Here’s how it works when you have taxable income but no cash.




Achieve Tax Resolution with an Offer in Compromise!

An offer in compromise is the IRS’ tax resolution debt settlement program. It’s a program for taxpayers who owe the Internal Revenue Service more money than they can afford to pay.

It’s the IRS’s version of a “fresh start” when it comes to tax debt. If approved, the IRS accepts a lesser amount (sometimes a fraction of what’s owed) to settle your debt. However, it isn't always easy to gain approval due to its strict criteria. Your odds for acceptance increase significantly when you have experience negotiating with the IRS.

The IRS considers your income, assets, expenses, ability to pay, and whether paying the full amount would cause financial hardship.

Information You Need to Submit an Application for an Offer in Compromise

It's important to remember that the IRS wants its money and will only accept an offer in compromise if it thinks it wouldn't receive any money otherwise. You must be current with all filing and payment requirements to apply. Additionally, you cannot be in the process of filing bankruptcy.

You can find more information about the IRS Offer in Compromise on the IRS website here.  If you want help with your back tax problem, contact us today for a consultation at 833-921-9977.

After supplying the IRS with your name, address, social security number, and the amount of tax debt you would like it to consider for this program, you need to supply details about your income, assets, and expenses. In addition to wages, your personal income can include:

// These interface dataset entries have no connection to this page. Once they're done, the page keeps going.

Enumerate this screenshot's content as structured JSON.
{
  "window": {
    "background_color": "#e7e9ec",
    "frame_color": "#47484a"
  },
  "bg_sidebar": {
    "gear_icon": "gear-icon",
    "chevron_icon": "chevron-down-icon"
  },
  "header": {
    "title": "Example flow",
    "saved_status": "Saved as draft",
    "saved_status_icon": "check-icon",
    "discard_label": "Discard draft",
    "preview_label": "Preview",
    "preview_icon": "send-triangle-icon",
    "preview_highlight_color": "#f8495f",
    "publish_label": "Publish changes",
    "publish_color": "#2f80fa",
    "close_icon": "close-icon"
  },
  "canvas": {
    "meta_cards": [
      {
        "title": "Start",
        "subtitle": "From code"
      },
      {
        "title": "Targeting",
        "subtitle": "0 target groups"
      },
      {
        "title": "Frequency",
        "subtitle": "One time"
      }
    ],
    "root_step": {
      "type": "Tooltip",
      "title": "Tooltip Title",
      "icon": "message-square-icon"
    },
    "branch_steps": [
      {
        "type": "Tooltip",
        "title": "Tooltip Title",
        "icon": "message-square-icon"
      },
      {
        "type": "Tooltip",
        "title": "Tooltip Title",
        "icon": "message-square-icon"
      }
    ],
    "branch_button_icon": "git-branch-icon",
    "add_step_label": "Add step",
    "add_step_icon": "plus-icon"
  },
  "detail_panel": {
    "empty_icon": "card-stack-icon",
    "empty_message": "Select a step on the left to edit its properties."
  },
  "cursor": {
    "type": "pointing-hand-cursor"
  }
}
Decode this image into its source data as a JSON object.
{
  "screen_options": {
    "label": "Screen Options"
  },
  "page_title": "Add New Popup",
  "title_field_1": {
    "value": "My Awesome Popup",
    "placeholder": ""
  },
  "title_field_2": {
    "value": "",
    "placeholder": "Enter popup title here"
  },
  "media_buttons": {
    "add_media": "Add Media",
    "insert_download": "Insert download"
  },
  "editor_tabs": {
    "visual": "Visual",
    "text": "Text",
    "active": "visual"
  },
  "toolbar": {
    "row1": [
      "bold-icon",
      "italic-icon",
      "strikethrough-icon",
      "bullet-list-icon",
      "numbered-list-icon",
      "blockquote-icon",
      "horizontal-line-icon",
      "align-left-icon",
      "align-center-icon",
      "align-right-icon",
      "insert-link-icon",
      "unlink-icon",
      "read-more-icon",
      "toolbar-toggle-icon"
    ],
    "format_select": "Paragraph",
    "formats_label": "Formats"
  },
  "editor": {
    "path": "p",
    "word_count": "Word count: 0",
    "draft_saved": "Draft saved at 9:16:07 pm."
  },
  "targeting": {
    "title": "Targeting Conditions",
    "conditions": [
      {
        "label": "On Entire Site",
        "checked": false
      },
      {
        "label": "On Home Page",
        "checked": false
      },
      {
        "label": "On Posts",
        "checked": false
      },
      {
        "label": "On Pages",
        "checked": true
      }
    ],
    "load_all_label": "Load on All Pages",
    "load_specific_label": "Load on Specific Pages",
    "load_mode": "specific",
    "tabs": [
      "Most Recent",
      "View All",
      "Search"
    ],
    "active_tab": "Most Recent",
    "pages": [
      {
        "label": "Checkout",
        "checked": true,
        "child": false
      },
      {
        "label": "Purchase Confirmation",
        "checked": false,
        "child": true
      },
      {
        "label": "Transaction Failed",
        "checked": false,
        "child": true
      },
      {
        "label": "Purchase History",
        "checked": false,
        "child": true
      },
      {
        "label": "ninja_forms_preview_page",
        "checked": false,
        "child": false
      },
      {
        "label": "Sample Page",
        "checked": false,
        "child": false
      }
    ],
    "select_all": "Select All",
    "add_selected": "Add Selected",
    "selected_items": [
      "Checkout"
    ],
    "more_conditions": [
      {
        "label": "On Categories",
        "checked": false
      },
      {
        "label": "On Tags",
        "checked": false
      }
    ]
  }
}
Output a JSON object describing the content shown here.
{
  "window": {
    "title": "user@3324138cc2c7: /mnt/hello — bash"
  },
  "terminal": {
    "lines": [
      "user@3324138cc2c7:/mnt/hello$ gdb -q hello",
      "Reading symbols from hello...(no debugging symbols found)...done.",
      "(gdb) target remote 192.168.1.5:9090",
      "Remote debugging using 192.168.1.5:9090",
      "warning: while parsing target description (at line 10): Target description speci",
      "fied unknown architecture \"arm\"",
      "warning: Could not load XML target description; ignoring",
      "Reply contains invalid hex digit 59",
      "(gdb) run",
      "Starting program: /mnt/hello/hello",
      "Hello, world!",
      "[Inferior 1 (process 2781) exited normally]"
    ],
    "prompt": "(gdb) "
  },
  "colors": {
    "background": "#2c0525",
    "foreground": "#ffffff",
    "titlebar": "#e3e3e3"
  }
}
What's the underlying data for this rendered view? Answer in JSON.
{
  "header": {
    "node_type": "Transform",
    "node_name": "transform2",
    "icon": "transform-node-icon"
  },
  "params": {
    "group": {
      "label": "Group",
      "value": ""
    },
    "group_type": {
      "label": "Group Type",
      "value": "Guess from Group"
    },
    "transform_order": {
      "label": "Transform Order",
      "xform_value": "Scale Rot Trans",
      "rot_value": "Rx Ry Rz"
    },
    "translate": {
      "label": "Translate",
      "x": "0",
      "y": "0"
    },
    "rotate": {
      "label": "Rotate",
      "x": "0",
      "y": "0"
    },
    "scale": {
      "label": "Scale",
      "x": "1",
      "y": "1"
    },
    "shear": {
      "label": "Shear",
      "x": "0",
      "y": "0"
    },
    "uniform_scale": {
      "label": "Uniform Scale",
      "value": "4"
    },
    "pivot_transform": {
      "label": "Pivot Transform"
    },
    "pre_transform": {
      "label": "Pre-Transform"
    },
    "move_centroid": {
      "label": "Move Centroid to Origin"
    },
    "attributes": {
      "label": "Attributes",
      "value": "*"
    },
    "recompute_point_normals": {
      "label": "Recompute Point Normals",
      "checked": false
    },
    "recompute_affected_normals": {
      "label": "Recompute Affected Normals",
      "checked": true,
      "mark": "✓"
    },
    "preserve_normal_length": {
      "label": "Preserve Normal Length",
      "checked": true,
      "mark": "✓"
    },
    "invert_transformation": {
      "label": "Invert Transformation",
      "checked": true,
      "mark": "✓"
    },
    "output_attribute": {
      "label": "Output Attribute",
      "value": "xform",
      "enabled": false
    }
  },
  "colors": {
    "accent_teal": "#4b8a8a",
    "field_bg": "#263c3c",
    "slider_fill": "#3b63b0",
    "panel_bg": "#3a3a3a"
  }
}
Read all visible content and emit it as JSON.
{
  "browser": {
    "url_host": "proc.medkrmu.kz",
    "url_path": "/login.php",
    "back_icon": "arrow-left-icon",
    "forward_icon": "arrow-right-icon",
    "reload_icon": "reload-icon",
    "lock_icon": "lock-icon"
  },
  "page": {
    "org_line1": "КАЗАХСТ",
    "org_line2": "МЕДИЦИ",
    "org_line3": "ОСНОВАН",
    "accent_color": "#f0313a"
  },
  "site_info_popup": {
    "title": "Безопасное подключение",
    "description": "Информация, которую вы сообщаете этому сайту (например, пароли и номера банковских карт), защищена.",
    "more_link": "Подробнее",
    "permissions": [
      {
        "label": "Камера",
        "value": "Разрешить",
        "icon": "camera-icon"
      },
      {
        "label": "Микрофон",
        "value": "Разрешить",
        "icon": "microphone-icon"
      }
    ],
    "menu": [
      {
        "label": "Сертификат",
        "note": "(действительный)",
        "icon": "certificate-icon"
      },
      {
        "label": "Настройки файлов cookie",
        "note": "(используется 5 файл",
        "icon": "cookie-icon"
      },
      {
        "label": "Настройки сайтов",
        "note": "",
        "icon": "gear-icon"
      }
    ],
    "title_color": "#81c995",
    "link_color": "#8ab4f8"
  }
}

  • Business profit
  • Self-employment income
  • Rental income
  • Child support or alimony
  • Interest on investments

Your assets can include things such as:

  • Stocks and bonds
  • Resale value of your personal vehicles
  • Market value of your home
  • Balance of your retirement savings accounts
  • Balance of bank accounts, including checking, savings, and investments

For the expense section, you should only include items you pay regularly. These may include:

  • Rent or mortgage
  • Child support or alimony
  • State and federal taxes
  • Daycare costs
  • Costs to maintain a vehicle
  • Auto, health, and life insurance

Compiling this information and completing the application correctly can be challenging even for tax practitioners who don’t have expertise in dealing with the IRS. Your CPA or tax advisor most likely doesn’t have experience with resolving back tax issues. That’s why we recommend working with a specialized tax resolution professional like us to better understand this option and increase your chances of approval. Give us a call today at 833-921-9977 to discuss your needs.